**Try it**
An exact copy of the entries, with every picture omitted, is what is needed here.

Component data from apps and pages
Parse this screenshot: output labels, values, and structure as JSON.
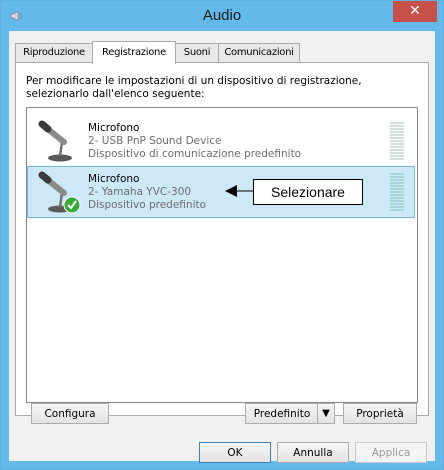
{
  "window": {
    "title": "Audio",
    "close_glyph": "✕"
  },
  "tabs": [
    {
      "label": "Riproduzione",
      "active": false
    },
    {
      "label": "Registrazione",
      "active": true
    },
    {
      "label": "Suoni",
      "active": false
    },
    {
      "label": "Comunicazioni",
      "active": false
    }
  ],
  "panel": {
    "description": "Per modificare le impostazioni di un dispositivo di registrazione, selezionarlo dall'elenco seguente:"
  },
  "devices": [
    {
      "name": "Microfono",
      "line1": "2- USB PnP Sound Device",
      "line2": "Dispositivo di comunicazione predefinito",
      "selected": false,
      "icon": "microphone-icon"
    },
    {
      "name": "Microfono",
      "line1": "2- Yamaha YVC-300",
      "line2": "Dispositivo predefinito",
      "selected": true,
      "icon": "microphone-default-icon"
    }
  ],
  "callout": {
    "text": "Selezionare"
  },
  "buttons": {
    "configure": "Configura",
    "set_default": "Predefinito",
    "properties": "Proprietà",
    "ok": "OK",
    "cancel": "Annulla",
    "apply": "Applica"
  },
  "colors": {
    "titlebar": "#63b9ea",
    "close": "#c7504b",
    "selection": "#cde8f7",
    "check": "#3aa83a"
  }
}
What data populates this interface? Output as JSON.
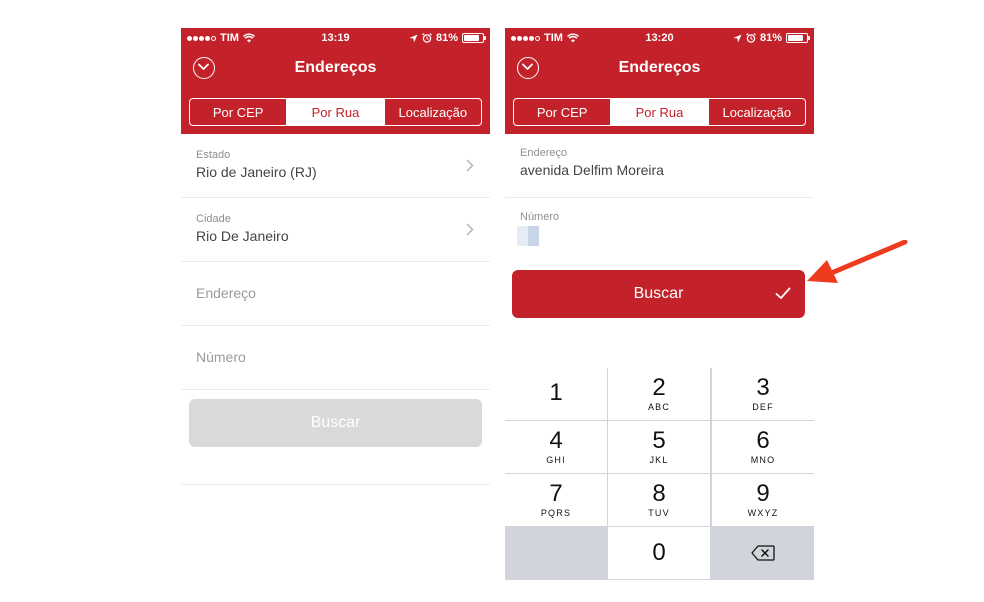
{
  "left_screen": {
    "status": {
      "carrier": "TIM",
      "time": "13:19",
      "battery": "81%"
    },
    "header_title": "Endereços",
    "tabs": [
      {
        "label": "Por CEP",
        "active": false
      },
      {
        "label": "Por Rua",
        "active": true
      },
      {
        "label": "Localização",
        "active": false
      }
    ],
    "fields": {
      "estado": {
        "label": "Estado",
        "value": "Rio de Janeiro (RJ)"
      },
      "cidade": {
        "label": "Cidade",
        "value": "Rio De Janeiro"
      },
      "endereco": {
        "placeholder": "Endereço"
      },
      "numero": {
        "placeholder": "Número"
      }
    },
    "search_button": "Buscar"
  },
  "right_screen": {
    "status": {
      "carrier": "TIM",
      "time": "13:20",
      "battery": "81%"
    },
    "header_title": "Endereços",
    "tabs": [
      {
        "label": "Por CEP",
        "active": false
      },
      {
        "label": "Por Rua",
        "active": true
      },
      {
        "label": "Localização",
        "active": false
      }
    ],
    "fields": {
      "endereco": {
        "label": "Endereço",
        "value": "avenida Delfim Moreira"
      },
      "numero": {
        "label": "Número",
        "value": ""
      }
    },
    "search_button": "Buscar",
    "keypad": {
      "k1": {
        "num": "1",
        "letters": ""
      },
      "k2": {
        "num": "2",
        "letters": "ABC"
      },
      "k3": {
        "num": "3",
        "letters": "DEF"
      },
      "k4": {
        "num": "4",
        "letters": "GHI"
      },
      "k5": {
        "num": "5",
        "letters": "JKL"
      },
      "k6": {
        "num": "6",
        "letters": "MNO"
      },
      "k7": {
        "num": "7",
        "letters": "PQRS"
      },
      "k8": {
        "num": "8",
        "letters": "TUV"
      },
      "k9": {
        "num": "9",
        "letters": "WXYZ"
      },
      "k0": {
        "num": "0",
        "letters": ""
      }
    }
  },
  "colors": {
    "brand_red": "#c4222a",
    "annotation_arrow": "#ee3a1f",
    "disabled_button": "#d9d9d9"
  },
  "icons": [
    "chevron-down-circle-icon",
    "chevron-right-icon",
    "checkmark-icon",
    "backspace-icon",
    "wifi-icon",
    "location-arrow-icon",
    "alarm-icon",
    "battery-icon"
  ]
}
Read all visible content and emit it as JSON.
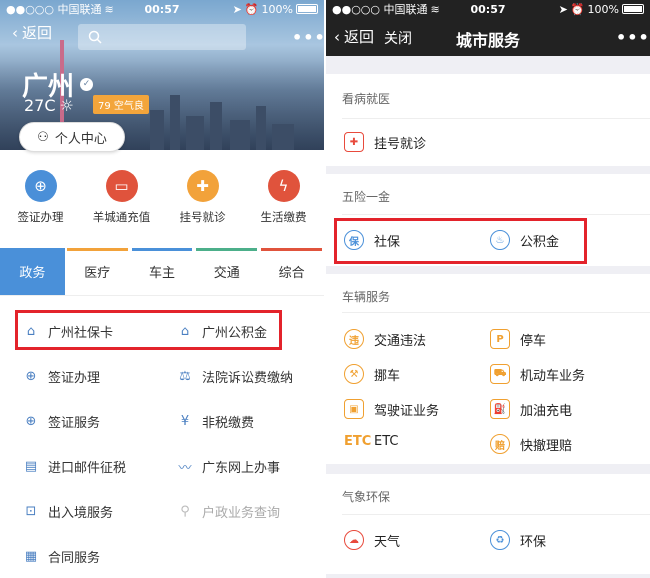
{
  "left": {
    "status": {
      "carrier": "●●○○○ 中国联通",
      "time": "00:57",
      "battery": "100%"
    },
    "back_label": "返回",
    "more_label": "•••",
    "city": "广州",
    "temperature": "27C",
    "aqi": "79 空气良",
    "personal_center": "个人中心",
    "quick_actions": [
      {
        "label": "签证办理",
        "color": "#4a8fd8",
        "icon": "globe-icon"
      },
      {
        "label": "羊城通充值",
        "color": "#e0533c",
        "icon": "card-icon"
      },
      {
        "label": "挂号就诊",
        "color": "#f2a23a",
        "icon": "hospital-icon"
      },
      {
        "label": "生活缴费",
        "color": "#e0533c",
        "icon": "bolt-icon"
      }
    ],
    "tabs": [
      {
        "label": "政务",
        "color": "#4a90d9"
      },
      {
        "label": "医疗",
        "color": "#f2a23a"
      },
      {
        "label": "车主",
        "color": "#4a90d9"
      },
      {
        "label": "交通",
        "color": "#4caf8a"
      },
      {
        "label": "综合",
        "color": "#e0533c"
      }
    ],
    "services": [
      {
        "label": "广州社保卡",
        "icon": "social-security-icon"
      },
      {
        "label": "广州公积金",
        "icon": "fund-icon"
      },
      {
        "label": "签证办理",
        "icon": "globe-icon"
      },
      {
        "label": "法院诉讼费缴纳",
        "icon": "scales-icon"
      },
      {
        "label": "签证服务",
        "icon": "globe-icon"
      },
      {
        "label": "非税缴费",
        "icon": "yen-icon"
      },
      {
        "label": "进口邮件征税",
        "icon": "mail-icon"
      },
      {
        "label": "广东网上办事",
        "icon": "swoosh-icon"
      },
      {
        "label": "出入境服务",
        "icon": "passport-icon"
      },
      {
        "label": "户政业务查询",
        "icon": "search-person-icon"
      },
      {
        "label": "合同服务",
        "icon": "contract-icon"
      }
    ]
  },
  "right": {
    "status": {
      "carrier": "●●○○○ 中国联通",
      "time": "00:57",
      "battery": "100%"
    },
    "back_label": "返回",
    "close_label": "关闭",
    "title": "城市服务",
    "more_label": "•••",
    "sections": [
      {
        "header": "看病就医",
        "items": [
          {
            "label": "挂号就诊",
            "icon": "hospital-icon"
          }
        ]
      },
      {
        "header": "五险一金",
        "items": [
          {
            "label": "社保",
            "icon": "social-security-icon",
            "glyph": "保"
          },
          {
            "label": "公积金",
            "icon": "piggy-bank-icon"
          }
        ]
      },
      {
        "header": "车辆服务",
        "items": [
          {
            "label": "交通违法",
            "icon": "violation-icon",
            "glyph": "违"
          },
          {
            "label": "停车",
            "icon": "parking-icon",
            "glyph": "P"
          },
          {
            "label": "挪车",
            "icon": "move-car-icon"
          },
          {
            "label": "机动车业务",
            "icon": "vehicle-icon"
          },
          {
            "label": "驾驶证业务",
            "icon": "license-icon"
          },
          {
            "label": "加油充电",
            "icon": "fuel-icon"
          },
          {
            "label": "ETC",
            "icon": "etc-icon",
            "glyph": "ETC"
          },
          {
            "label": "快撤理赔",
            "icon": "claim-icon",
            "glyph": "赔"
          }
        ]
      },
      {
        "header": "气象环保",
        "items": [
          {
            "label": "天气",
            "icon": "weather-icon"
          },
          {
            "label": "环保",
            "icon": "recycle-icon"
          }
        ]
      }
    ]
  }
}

**Exercise result**
Parse this screenshot: output labels, values, and structure as JSON.
{
  "window": {
    "title": "Audio",
    "close_glyph": "✕"
  },
  "tabs": [
    {
      "label": "Riproduzione",
      "active": false
    },
    {
      "label": "Registrazione",
      "active": true
    },
    {
      "label": "Suoni",
      "active": false
    },
    {
      "label": "Comunicazioni",
      "active": false
    }
  ],
  "panel": {
    "description": "Per modificare le impostazioni di un dispositivo di registrazione, selezionarlo dall'elenco seguente:"
  },
  "devices": [
    {
      "name": "Microfono",
      "line1": "2- USB PnP Sound Device",
      "line2": "Dispositivo di comunicazione predefinito",
      "selected": false,
      "icon": "microphone-icon"
    },
    {
      "name": "Microfono",
      "line1": "2- Yamaha YVC-300",
      "line2": "Dispositivo predefinito",
      "selected": true,
      "icon": "microphone-default-icon"
    }
  ],
  "callout": {
    "text": "Selezionare"
  },
  "buttons": {
    "configure": "Configura",
    "set_default": "Predefinito",
    "properties": "Proprietà",
    "ok": "OK",
    "cancel": "Annulla",
    "apply": "Applica"
  },
  "colors": {
    "titlebar": "#63b9ea",
    "close": "#c7504b",
    "selection": "#cde8f7",
    "check": "#3aa83a"
  }
}
What data populates this interface? Output as JSON.
{
  "left_screen": {
    "status": {
      "carrier": "TIM",
      "time": "13:19",
      "battery": "81%"
    },
    "header_title": "Endereços",
    "tabs": [
      {
        "label": "Por CEP",
        "active": false
      },
      {
        "label": "Por Rua",
        "active": true
      },
      {
        "label": "Localização",
        "active": false
      }
    ],
    "fields": {
      "estado": {
        "label": "Estado",
        "value": "Rio de Janeiro (RJ)"
      },
      "cidade": {
        "label": "Cidade",
        "value": "Rio De Janeiro"
      },
      "endereco": {
        "placeholder": "Endereço"
      },
      "numero": {
        "placeholder": "Número"
      }
    },
    "search_button": "Buscar"
  },
  "right_screen": {
    "status": {
      "carrier": "TIM",
      "time": "13:20",
      "battery": "81%"
    },
    "header_title": "Endereços",
    "tabs": [
      {
        "label": "Por CEP",
        "active": false
      },
      {
        "label": "Por Rua",
        "active": true
      },
      {
        "label": "Localização",
        "active": false
      }
    ],
    "fields": {
      "endereco": {
        "label": "Endereço",
        "value": "avenida Delfim Moreira"
      },
      "numero": {
        "label": "Número",
        "value": ""
      }
    },
    "search_button": "Buscar",
    "keypad": {
      "k1": {
        "num": "1",
        "letters": ""
      },
      "k2": {
        "num": "2",
        "letters": "ABC"
      },
      "k3": {
        "num": "3",
        "letters": "DEF"
      },
      "k4": {
        "num": "4",
        "letters": "GHI"
      },
      "k5": {
        "num": "5",
        "letters": "JKL"
      },
      "k6": {
        "num": "6",
        "letters": "MNO"
      },
      "k7": {
        "num": "7",
        "letters": "PQRS"
      },
      "k8": {
        "num": "8",
        "letters": "TUV"
      },
      "k9": {
        "num": "9",
        "letters": "WXYZ"
      },
      "k0": {
        "num": "0",
        "letters": ""
      }
    }
  },
  "colors": {
    "brand_red": "#c4222a",
    "annotation_arrow": "#ee3a1f",
    "disabled_button": "#d9d9d9"
  },
  "icons": [
    "chevron-down-circle-icon",
    "chevron-right-icon",
    "checkmark-icon",
    "backspace-icon",
    "wifi-icon",
    "location-arrow-icon",
    "alarm-icon",
    "battery-icon"
  ]
}
Read all visible content and emit it as JSON.
{
  "left": {
    "status": {
      "carrier": "●●○○○ 中国联通",
      "time": "00:57",
      "battery": "100%"
    },
    "back_label": "返回",
    "more_label": "•••",
    "city": "广州",
    "temperature": "27C",
    "aqi": "79 空气良",
    "personal_center": "个人中心",
    "quick_actions": [
      {
        "label": "签证办理",
        "color": "#4a8fd8",
        "icon": "globe-icon"
      },
      {
        "label": "羊城通充值",
        "color": "#e0533c",
        "icon": "card-icon"
      },
      {
        "label": "挂号就诊",
        "color": "#f2a23a",
        "icon": "hospital-icon"
      },
      {
        "label": "生活缴费",
        "color": "#e0533c",
        "icon": "bolt-icon"
      }
    ],
    "tabs": [
      {
        "label": "政务",
        "color": "#4a90d9"
      },
      {
        "label": "医疗",
        "color": "#f2a23a"
      },
      {
        "label": "车主",
        "color": "#4a90d9"
      },
      {
        "label": "交通",
        "color": "#4caf8a"
      },
      {
        "label": "综合",
        "color": "#e0533c"
      }
    ],
    "services": [
      {
        "label": "广州社保卡",
        "icon": "social-security-icon"
      },
      {
        "label": "广州公积金",
        "icon": "fund-icon"
      },
      {
        "label": "签证办理",
        "icon": "globe-icon"
      },
      {
        "label": "法院诉讼费缴纳",
        "icon": "scales-icon"
      },
      {
        "label": "签证服务",
        "icon": "globe-icon"
      },
      {
        "label": "非税缴费",
        "icon": "yen-icon"
      },
      {
        "label": "进口邮件征税",
        "icon": "mail-icon"
      },
      {
        "label": "广东网上办事",
        "icon": "swoosh-icon"
      },
      {
        "label": "出入境服务",
        "icon": "passport-icon"
      },
      {
        "label": "户政业务查询",
        "icon": "search-person-icon"
      },
      {
        "label": "合同服务",
        "icon": "contract-icon"
      }
    ]
  },
  "right": {
    "status": {
      "carrier": "●●○○○ 中国联通",
      "time": "00:57",
      "battery": "100%"
    },
    "back_label": "返回",
    "close_label": "关闭",
    "title": "城市服务",
    "more_label": "•••",
    "sections": [
      {
        "header": "看病就医",
        "items": [
          {
            "label": "挂号就诊",
            "icon": "hospital-icon"
          }
        ]
      },
      {
        "header": "五险一金",
        "items": [
          {
            "label": "社保",
            "icon": "social-security-icon",
            "glyph": "保"
          },
          {
            "label": "公积金",
            "icon": "piggy-bank-icon"
          }
        ]
      },
      {
        "header": "车辆服务",
        "items": [
          {
            "label": "交通违法",
            "icon": "violation-icon",
            "glyph": "违"
          },
          {
            "label": "停车",
            "icon": "parking-icon",
            "glyph": "P"
          },
          {
            "label": "挪车",
            "icon": "move-car-icon"
          },
          {
            "label": "机动车业务",
            "icon": "vehicle-icon"
          },
          {
            "label": "驾驶证业务",
            "icon": "license-icon"
          },
          {
            "label": "加油充电",
            "icon": "fuel-icon"
          },
          {
            "label": "ETC",
            "icon": "etc-icon",
            "glyph": "ETC"
          },
          {
            "label": "快撤理赔",
            "icon": "claim-icon",
            "glyph": "赔"
          }
        ]
      },
      {
        "header": "气象环保",
        "items": [
          {
            "label": "天气",
            "icon": "weather-icon"
          },
          {
            "label": "环保",
            "icon": "recycle-icon"
          }
        ]
      }
    ]
  }
}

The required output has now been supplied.